In this hypothesis, dust is carried in suspension by the wind, high above the surface of Mars. With high topography, such as mountains, these drop from the sky, the air too thin to carry them. They slide downslope, may be carried up by more winds, and in the end, there are a variety of different deposits formed all over the tropics of Mars. Some collect on the lee side of formations raised above the ground, such as crater rims. Others form pyramid-like shapes, with one end trailing longer than the others; in a line, these blend and form dune-like features. TARs, then, are perhaps these same formations, but etched furthers by years of sandblasting. The different original dust deposits lead to different variations in the present TARs.
This hypothesis actually explains the features of TARs. Here:
TARs are always bright: pulverized sand turns to the bright dust of TARs. We know that TARs are being sandblasted and eroded today.
TARs are bright in dark regions and are found with no local supply of dust: dust carried in suspension is a global source, meaning all the dust that forms TARS came from a global source, with a uniform composition and therefore, consistent color. Mars is known to have global dust storms.
Based on cratering, TARs near sand dunes are younger than other TARS: sand dunes going over TARs have been observed. When unburied again, the TARs are further eroded. This erosion and sandblasting will also erase craters, making TARs seem younger than they are when age is judged by crater count. Sand dunes likely provide extra erosion when they cross TARS, making them appears younger than their counterparts that are not near sand dunes.
The previous estimate of the age of TARs put them at 1 to 3 million years old at most; the author of this study puts them at perhaps 5 million years old.
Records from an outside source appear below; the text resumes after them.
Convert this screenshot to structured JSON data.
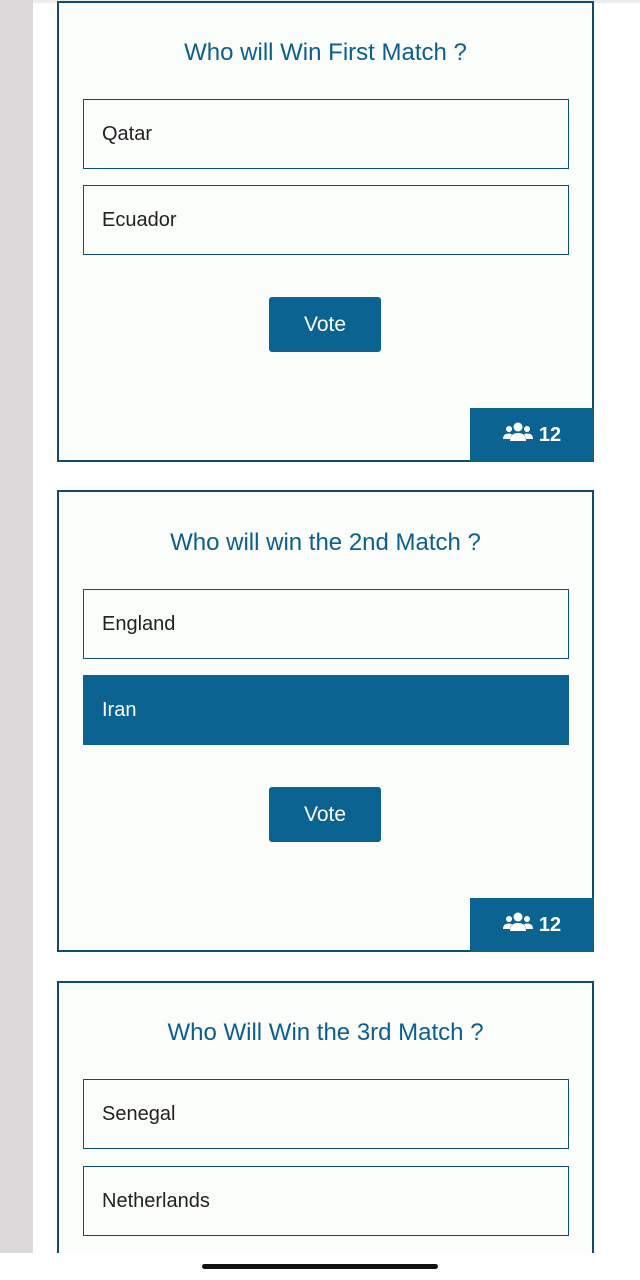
{
  "polls": [
    {
      "question": "Who will Win First Match ?",
      "options": [
        {
          "label": "Qatar",
          "selected": false
        },
        {
          "label": "Ecuador",
          "selected": false
        }
      ],
      "vote_label": "Vote",
      "vote_count": "12",
      "vote_icon": "users-icon"
    },
    {
      "question": "Who will win the 2nd Match ?",
      "options": [
        {
          "label": "England",
          "selected": false
        },
        {
          "label": "Iran",
          "selected": true
        }
      ],
      "vote_label": "Vote",
      "vote_count": "12",
      "vote_icon": "users-icon"
    },
    {
      "question": "Who Will Win the 3rd Match ?",
      "options": [
        {
          "label": "Senegal",
          "selected": false
        },
        {
          "label": "Netherlands",
          "selected": false
        }
      ]
    }
  ],
  "colors": {
    "accent": "#0b6391",
    "title": "#0c5f8c",
    "border": "#0d4e6b",
    "card_bg": "#fbfdfa"
  }
}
Why? Erosion makes the TARs appear younger than they are. Why 5 million specifically? 5 million years ago, the axial tilt of Mars was likely different. Earth’s is a familiar 23.5 degrees or so, and is stabilized fairly well by the Moon. Mars’ axial tilt has varied from 15 to 35 degrees, and 5 million years ago, was likely near 45 degrees. This tilt would have given way to much different atmospheric conditions, which would have been more likely to produce TARs, as they likely formed with much stronger winds than currently found on Mars. Unless more TARs are being produced, the current ones will eventually vanish, eroded into nothingness. Arguably, we live in an interesting time in terms of Mars: modern TARs, and as September showed, even seemingly barren, desert planets can have water.
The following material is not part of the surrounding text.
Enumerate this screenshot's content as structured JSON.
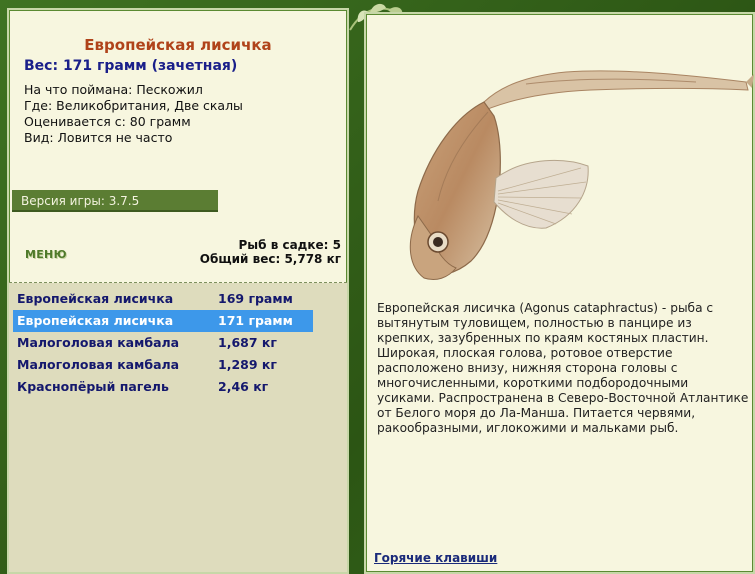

Geissler, Paul E. “The birth and death of transverse aeolian ridges on Mars.” Journal of Geophysical Research: Planets 119.12 (2014): 2583-2599.
Today’s main article.
Nadia Drake. “NASA Finds ‘Definitive’ Liquid Water on Mars.” National Geographic. N.p., 28 September 2015. Web.
An articled discussing September’s water on Mars announcement.
NASA/JPL/University of Arizona. “HiRISE: Field of Transverse Aeolian Ridges in Proctor Crater (ESP_024449_1320).” N.p., 14 October 2011. Web.
The image used in this post.
Stephen Marshak. Earth: Portrait of a Planet. Third Edition. New York: W. W. Norton & Company, 2007. Print.
My geology textbook, used mostly for definitions and to refresh my memory.